For the second time in a decade, California utility PG&E is declaring bankruptcy and solar producers around the country are worried. Facing more than $30 billion in potential liability costs related to years of wildfires, the company is desperately looking for ways to cut costs. As part of its bankruptcy proceedings, the utility company is hoping to get out of some expensive solar contracts signed in order to comply with California’s strict renewable energy portfolio standards. While renegotiating these contracts would help PG&E, doing so would hurt solar companies relying on these purchase agreements.
According to paperwork filed by the Federal Energy Regulatory Commission (FERC), PG&E has $34.5 billion in renewable energy contracts through 2043. Many of these power purchase agreements were in signed in the 2010s, as the utility worked to meet new state renewable portfolio standards and establish prices much higher than current projects. In fact, many of the power purchase agreements are selling power at prices three to five times higher than current renewable energy projects.

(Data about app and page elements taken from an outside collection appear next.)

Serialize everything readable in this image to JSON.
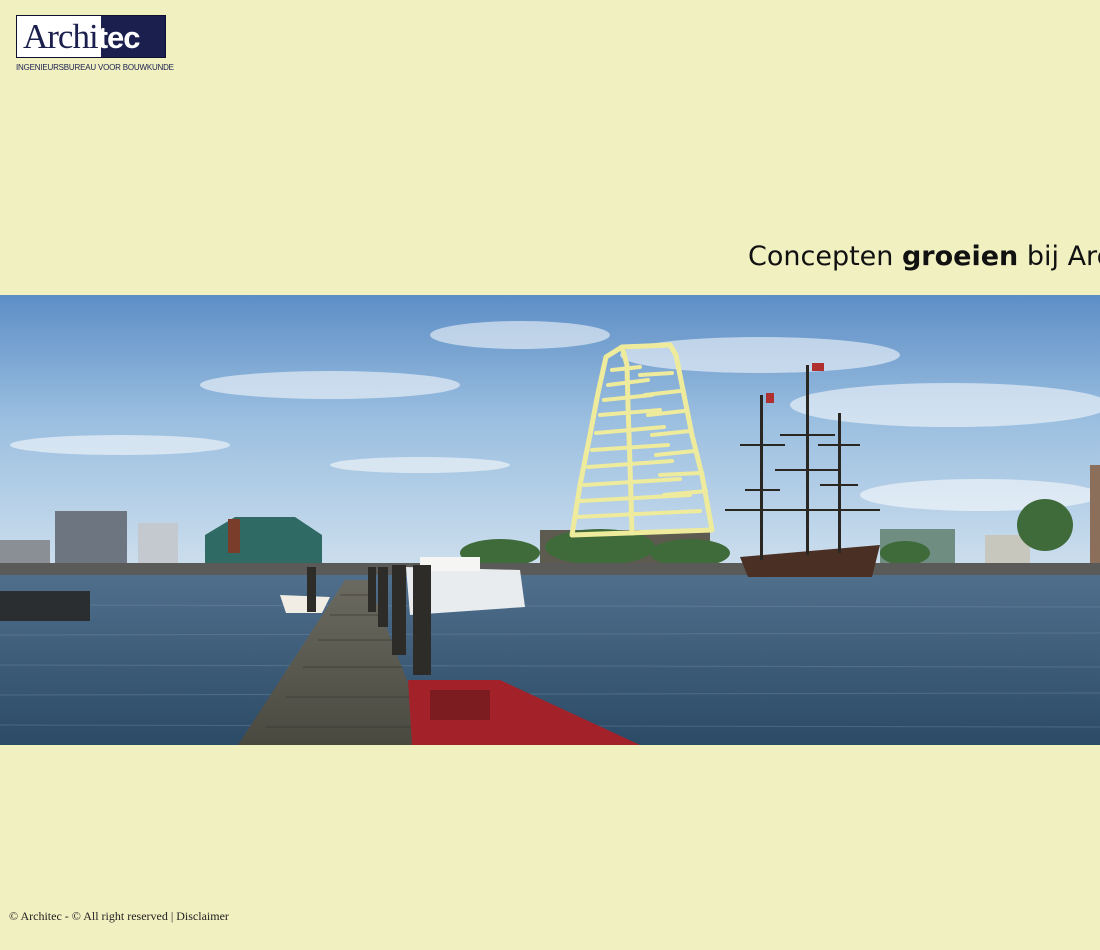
{
  "logo": {
    "word_part1": "Archi",
    "word_part2": "tec",
    "subtitle": "INGENIEURSBUREAU VOOR BOUWKUNDE"
  },
  "tagline": {
    "part1": "Concepten ",
    "part2_bold": "groeien",
    "part3": " bij Architec"
  },
  "banner": {
    "icon": "building-sketch-icon"
  },
  "footer": {
    "copyright": "© Architec - © All right reserved",
    "separator": " | ",
    "disclaimer": "Disclaimer"
  },
  "colors": {
    "background": "#f1f0c1",
    "brand_navy": "#1a1f4e",
    "sketch_yellow": "#eeeb9c"
  }
}
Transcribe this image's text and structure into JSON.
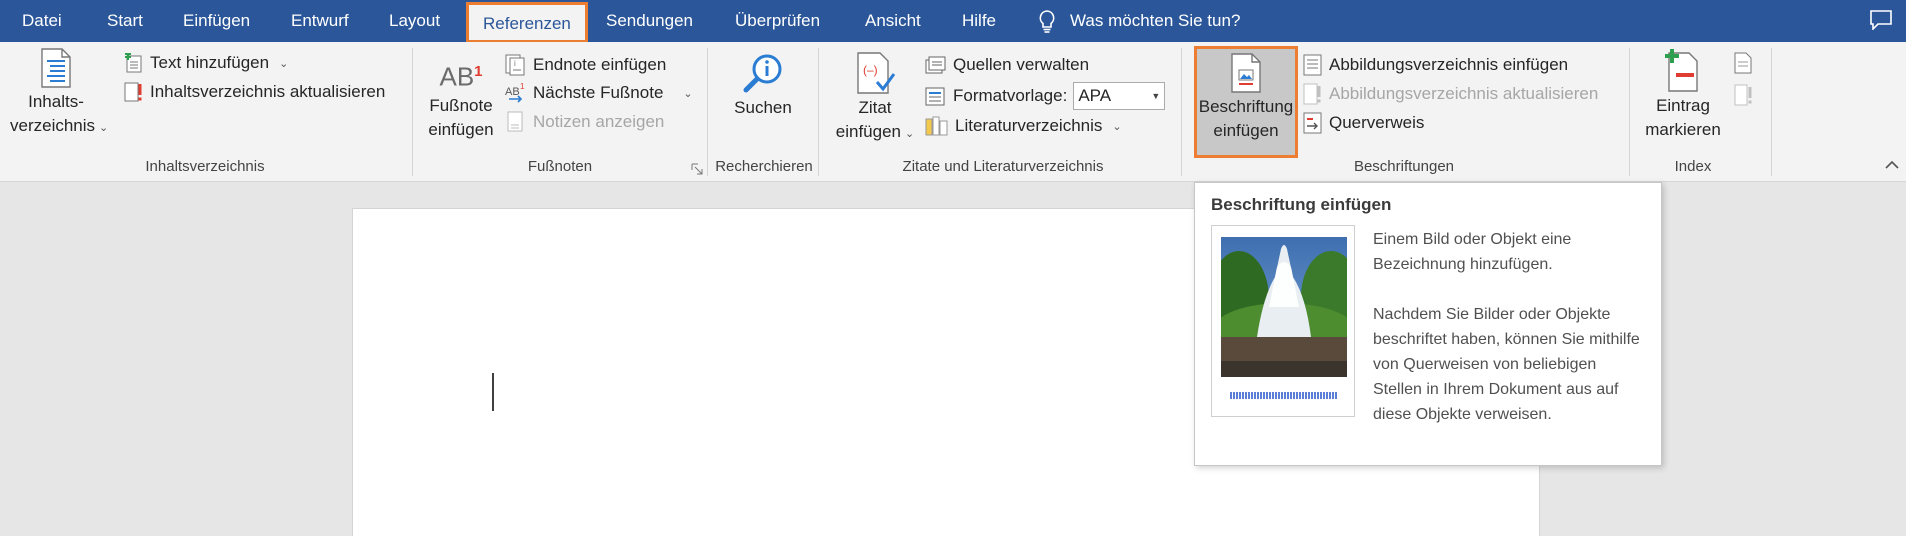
{
  "tabs": [
    "Datei",
    "Start",
    "Einfügen",
    "Entwurf",
    "Layout",
    "Referenzen",
    "Sendungen",
    "Überprüfen",
    "Ansicht",
    "Hilfe"
  ],
  "active_tab": "Referenzen",
  "tell_me": "Was möchten Sie tun?",
  "ribbon": {
    "toc": {
      "big_line1": "Inhalts-",
      "big_line2": "verzeichnis",
      "add_text": "Text hinzufügen",
      "update_toc": "Inhaltsverzeichnis aktualisieren",
      "group": "Inhaltsverzeichnis"
    },
    "footnotes": {
      "big_line1": "Fußnote",
      "big_line2": "einfügen",
      "ab_label": "AB",
      "ab_sup": "1",
      "insert_endnote": "Endnote einfügen",
      "next_footnote": "Nächste Fußnote",
      "show_notes": "Notizen anzeigen",
      "group": "Fußnoten"
    },
    "research": {
      "search": "Suchen",
      "group": "Recherchieren"
    },
    "citations": {
      "big_line1": "Zitat",
      "big_line2": "einfügen",
      "manage_sources": "Quellen verwalten",
      "style_label": "Formatvorlage:",
      "style_value": "APA",
      "bibliography": "Literaturverzeichnis",
      "group": "Zitate und Literaturverzeichnis"
    },
    "captions": {
      "big_line1": "Beschriftung",
      "big_line2": "einfügen",
      "insert_tof": "Abbildungsverzeichnis einfügen",
      "update_tof": "Abbildungsverzeichnis aktualisieren",
      "cross_ref": "Querverweis",
      "group": "Beschriftungen"
    },
    "index": {
      "big_line1": "Eintrag",
      "big_line2": "markieren",
      "group": "Index"
    }
  },
  "tooltip": {
    "title": "Beschriftung einfügen",
    "para1": "Einem Bild oder Objekt eine Bezeichnung hinzufügen.",
    "para2": "Nachdem Sie Bilder oder Objekte beschriftet haben, können Sie mithilfe von Querweisen von beliebigen Stellen in Ihrem Dokument aus auf diese Objekte verweisen."
  },
  "colors": {
    "tab_bar": "#2b579a",
    "highlight": "#ed7d31",
    "ribbon_bg": "#f3f3f3",
    "workspace_bg": "#e6e6e6"
  }
}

To put it in perspective, PG&E’s average solar power purchase price is about $140 per megawatt-hour. The power purchase agreements it signs for solar currently are closer to $32.50 per megawatt-hour. Renegotiating these contracts would save the utility company billions of dollars annually, but it remains unclear how much leeway they will have to do so. The Federal Energy Regulatory Committee (FERC) issued a statement just prior to the bankruptcy announcement declaring “concurrent jurisdiction” with federal bankruptcy courts in the matter of contracts. Solar producers are pushing for this interpretation, which would better secure their assets.
However, the utility company has pushed back, arguing that Bankruptcy Court should have the final say. In previous bankruptcy cases, FERC has had mixed results trying to enforce power purchase agreements. In 2003, the commission was successful in enforcing a power purchase agreement in Connecticut after the state legislature moved quickly to get the commission involved. However, a year later, in the case of Mirant v. Potomac Electric Power, the 5th Circuit U.S. Court of Appeals ruled that FERC lacked the authority to supersede bankruptcy proceedings.

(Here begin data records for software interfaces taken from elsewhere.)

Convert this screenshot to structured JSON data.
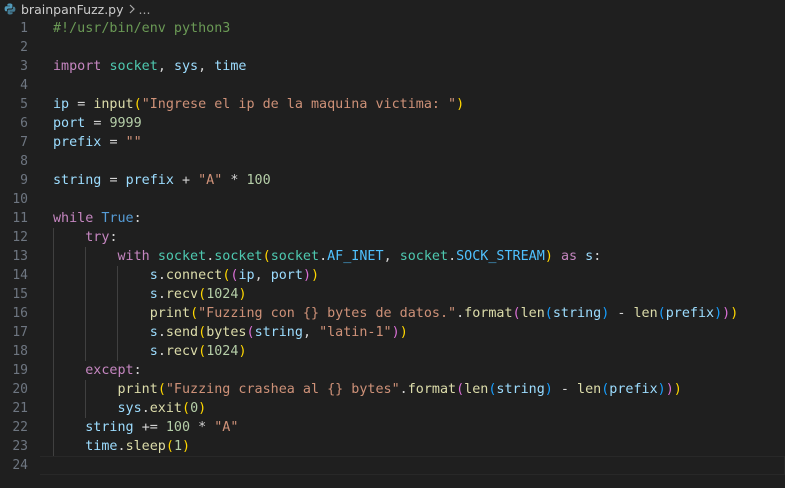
{
  "breadcrumb": {
    "file_name": "brainpanFuzz.py",
    "ellipsis": "...",
    "file_icon": "python-icon",
    "chevron_icon": "chevron-right-icon"
  },
  "editor": {
    "language": "python",
    "current_line": 24,
    "lines": [
      {
        "n": "1",
        "text": "#!/usr/bin/env python3"
      },
      {
        "n": "2",
        "text": ""
      },
      {
        "n": "3",
        "text": "import socket, sys, time"
      },
      {
        "n": "4",
        "text": ""
      },
      {
        "n": "5",
        "text": "ip = input(\"Ingrese el ip de la maquina victima: \")"
      },
      {
        "n": "6",
        "text": "port = 9999"
      },
      {
        "n": "7",
        "text": "prefix = \"\""
      },
      {
        "n": "8",
        "text": ""
      },
      {
        "n": "9",
        "text": "string = prefix + \"A\" * 100"
      },
      {
        "n": "10",
        "text": ""
      },
      {
        "n": "11",
        "text": "while True:"
      },
      {
        "n": "12",
        "text": "    try:"
      },
      {
        "n": "13",
        "text": "        with socket.socket(socket.AF_INET, socket.SOCK_STREAM) as s:"
      },
      {
        "n": "14",
        "text": "            s.connect((ip, port))"
      },
      {
        "n": "15",
        "text": "            s.recv(1024)"
      },
      {
        "n": "16",
        "text": "            print(\"Fuzzing con {} bytes de datos.\".format(len(string) - len(prefix)))"
      },
      {
        "n": "17",
        "text": "            s.send(bytes(string, \"latin-1\"))"
      },
      {
        "n": "18",
        "text": "            s.recv(1024)"
      },
      {
        "n": "19",
        "text": "    except:"
      },
      {
        "n": "20",
        "text": "        print(\"Fuzzing crashea al {} bytes\".format(len(string) - len(prefix)))"
      },
      {
        "n": "21",
        "text": "        sys.exit(0)"
      },
      {
        "n": "22",
        "text": "    string += 100 * \"A\""
      },
      {
        "n": "23",
        "text": "    time.sleep(1)"
      },
      {
        "n": "24",
        "text": ""
      }
    ]
  },
  "colors": {
    "background": "#1f1f1f",
    "line_number": "#6e7681",
    "keyword_control": "#c586c0",
    "keyword": "#569cd6",
    "function": "#dcdcaa",
    "variable": "#9cdcfe",
    "class": "#4ec9b0",
    "constant": "#4fc1ff",
    "string": "#ce9178",
    "number": "#b5cea8",
    "comment": "#6a9955"
  }
}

These legal details will have a broad impact. Already the effects of PG&E’s bankruptcy are being felt across the solar industry and the country at large. Although the risk is highest for solar farms whose sole purchaser is PG&E, larger utility companies are not immune. The credit ratings on both Berkshire Hathaway Energy’s Topaz solar farm and NextEra Energy Genesis Solar project were cut in December.
Nor are they the only companies at risk. Con Ed, one of the largest investor-owned energy companies in the U.S., sells about 29 percent of its renewable energy portfolio to PG&E. Analysts say that as much as 10 percent of the company’s earnings could be at risk if PG&E successfully reworks existing contracts.

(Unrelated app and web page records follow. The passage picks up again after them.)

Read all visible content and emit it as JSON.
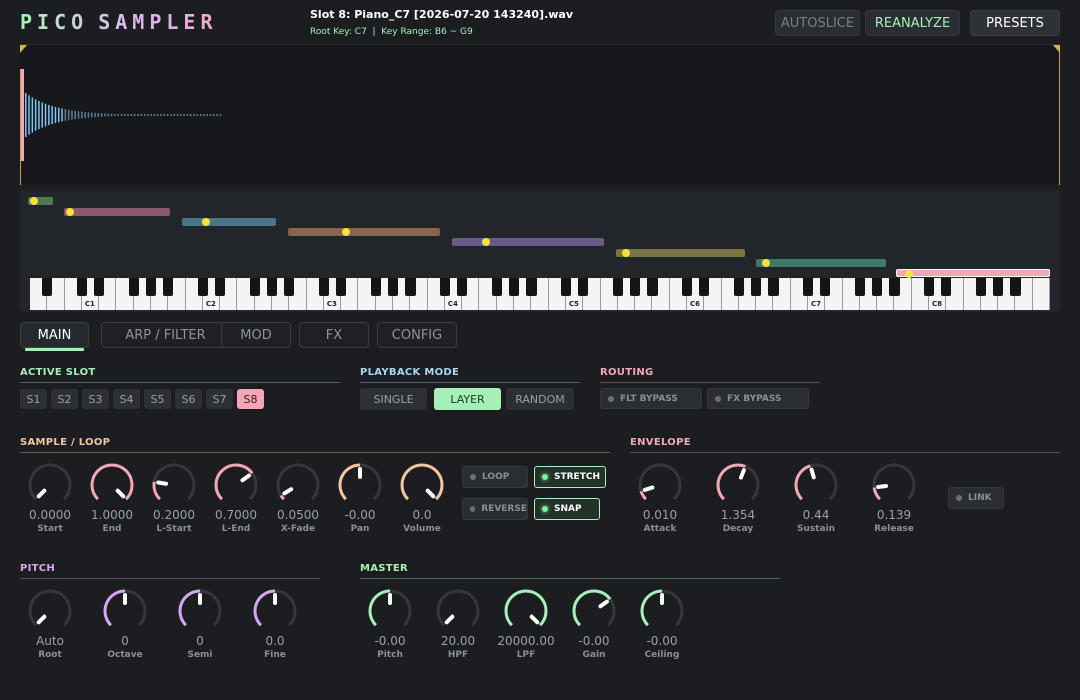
{
  "app": {
    "logo": "PICO SAMPLER",
    "slot_title": "Slot 8: Piano_C7 [2026-07-20 143240].wav",
    "slot_sub": "Root Key: C7  |  Key Range: B6 ~ G9"
  },
  "header_buttons": {
    "autoslice": "AUTOSLICE",
    "reanalyze": "REANALYZE",
    "presets": "PRESETS"
  },
  "keyboard": {
    "octave_labels": [
      "C1",
      "C2",
      "C3",
      "C4",
      "C5",
      "C6",
      "C7",
      "C8"
    ]
  },
  "tabs": [
    {
      "label": "MAIN",
      "active": true
    },
    {
      "label": "ARP / FILTER",
      "active": false
    },
    {
      "label": "MOD",
      "active": false
    },
    {
      "label": "FX",
      "active": false
    },
    {
      "label": "CONFIG",
      "active": false
    }
  ],
  "active_slot": {
    "title": "ACTIVE SLOT",
    "slots": [
      "S1",
      "S2",
      "S3",
      "S4",
      "S5",
      "S6",
      "S7",
      "S8"
    ],
    "selected": "S8"
  },
  "playback_mode": {
    "title": "PLAYBACK MODE",
    "options": [
      "SINGLE",
      "LAYER",
      "RANDOM"
    ],
    "selected": "LAYER"
  },
  "routing": {
    "title": "ROUTING",
    "flt_bypass": "FLT BYPASS",
    "fx_bypass": "FX BYPASS"
  },
  "sample_loop": {
    "title": "SAMPLE / LOOP",
    "knobs": [
      {
        "value": "0.0000",
        "label": "Start"
      },
      {
        "value": "1.0000",
        "label": "End"
      },
      {
        "value": "0.2000",
        "label": "L-Start"
      },
      {
        "value": "0.7000",
        "label": "L-End"
      },
      {
        "value": "0.0500",
        "label": "X-Fade"
      },
      {
        "value": "-0.00",
        "label": "Pan"
      },
      {
        "value": "0.0",
        "label": "Volume"
      }
    ],
    "toggles": {
      "loop": "LOOP",
      "reverse": "REVERSE",
      "stretch": "STRETCH",
      "snap": "SNAP"
    }
  },
  "envelope": {
    "title": "ENVELOPE",
    "knobs": [
      {
        "value": "0.010",
        "label": "Attack"
      },
      {
        "value": "1.354",
        "label": "Decay"
      },
      {
        "value": "0.44",
        "label": "Sustain"
      },
      {
        "value": "0.139",
        "label": "Release"
      }
    ],
    "link": "LINK"
  },
  "pitch": {
    "title": "PITCH",
    "knobs": [
      {
        "value": "Auto",
        "label": "Root"
      },
      {
        "value": "0",
        "label": "Octave"
      },
      {
        "value": "0",
        "label": "Semi"
      },
      {
        "value": "0.0",
        "label": "Fine"
      }
    ]
  },
  "master": {
    "title": "MASTER",
    "knobs": [
      {
        "value": "-0.00",
        "label": "Pitch"
      },
      {
        "value": "20.00",
        "label": "HPF"
      },
      {
        "value": "20000.00",
        "label": "LPF"
      },
      {
        "value": "-0.00",
        "label": "Gain"
      },
      {
        "value": "-0.00",
        "label": "Ceiling"
      }
    ]
  },
  "colors": {
    "accent_green": "#a6f0b8",
    "accent_pink": "#f4a6b6",
    "accent_blue": "#a6d8f0",
    "accent_purple": "#d6a6f4",
    "accent_orange": "#f4c6a0",
    "zone_colors": [
      "#4e7a52",
      "#8a5a6a",
      "#4a7788",
      "#8a6450",
      "#6a5a8a",
      "#7a7442",
      "#3f7a66",
      "#f4a6b6"
    ]
  }
}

Investors would take the hit for Con Ed, but taxpayers could be on the hook for other projects. NextEra Energy has a total of 4 projects and $90 million contracts with the California utility. These projects were partially funded through federal government loans. If power prices are lowed and the utility is unable to turn a profit, taxpayers will eat the loss.
In the short term, the PG&E bankruptcy is causing pain for the solar industry. Even so, state laws requiring a particular mix of renewable generation remain in effect, meaning that solar power is not going away in California. Future solar projects will almost certainly be more expensive, though, as costs of PG&E’s bankruptcy are spread among generators, investors, and utility companies.
It may seem crazy that a utility company selling power in Florida, like NextEra, would feel the pain of wildfires in California. This is the reality of America’s increasingly centralized utility industry, where a handful of companies control more and more of generation supplies. What the PG&E bankruptcy shows is how this can pass costs along a much broader base. It is also a warning for what disasters in other parts of the country could look like.